## What needs to be done
Using the listing below, please gather every line containing the word "placeholder".

^^^^

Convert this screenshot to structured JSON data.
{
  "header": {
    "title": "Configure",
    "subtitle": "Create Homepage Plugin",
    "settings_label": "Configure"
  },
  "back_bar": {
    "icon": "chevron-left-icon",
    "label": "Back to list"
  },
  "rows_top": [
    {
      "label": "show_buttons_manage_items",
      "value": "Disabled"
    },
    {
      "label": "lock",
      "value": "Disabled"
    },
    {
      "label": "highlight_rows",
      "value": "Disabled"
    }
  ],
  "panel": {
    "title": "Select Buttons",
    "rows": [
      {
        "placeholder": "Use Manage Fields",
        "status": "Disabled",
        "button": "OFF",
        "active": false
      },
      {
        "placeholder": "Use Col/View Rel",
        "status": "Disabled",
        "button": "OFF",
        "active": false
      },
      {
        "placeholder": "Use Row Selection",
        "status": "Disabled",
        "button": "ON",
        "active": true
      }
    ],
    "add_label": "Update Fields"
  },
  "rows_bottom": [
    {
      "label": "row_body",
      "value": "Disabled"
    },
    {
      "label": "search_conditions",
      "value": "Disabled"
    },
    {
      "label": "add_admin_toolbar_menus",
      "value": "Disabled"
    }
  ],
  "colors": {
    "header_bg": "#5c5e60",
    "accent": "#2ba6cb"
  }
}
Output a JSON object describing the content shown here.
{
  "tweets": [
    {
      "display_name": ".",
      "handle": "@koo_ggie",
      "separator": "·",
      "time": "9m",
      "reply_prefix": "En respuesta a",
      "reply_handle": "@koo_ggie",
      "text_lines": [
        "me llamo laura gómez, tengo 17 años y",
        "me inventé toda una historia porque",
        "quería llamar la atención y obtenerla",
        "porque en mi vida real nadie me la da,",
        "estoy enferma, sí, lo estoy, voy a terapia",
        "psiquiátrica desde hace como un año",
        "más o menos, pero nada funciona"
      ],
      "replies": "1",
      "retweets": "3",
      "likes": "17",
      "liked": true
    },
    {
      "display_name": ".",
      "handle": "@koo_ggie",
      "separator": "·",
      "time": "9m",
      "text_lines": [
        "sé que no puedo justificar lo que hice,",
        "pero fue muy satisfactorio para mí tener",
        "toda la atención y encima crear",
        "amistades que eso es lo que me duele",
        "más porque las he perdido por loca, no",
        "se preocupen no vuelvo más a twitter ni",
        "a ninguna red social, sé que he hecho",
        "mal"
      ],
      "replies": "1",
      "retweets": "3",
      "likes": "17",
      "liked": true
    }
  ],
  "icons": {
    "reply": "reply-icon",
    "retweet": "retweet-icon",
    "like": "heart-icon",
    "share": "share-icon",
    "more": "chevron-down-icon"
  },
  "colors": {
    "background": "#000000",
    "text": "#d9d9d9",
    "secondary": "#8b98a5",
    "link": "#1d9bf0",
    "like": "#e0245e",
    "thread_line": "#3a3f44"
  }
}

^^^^

## Solution for this exercise
        "placeholder": "Use Manage Fields",
        "placeholder": "Use Col/View Rel",
        "placeholder": "Use Row Selection",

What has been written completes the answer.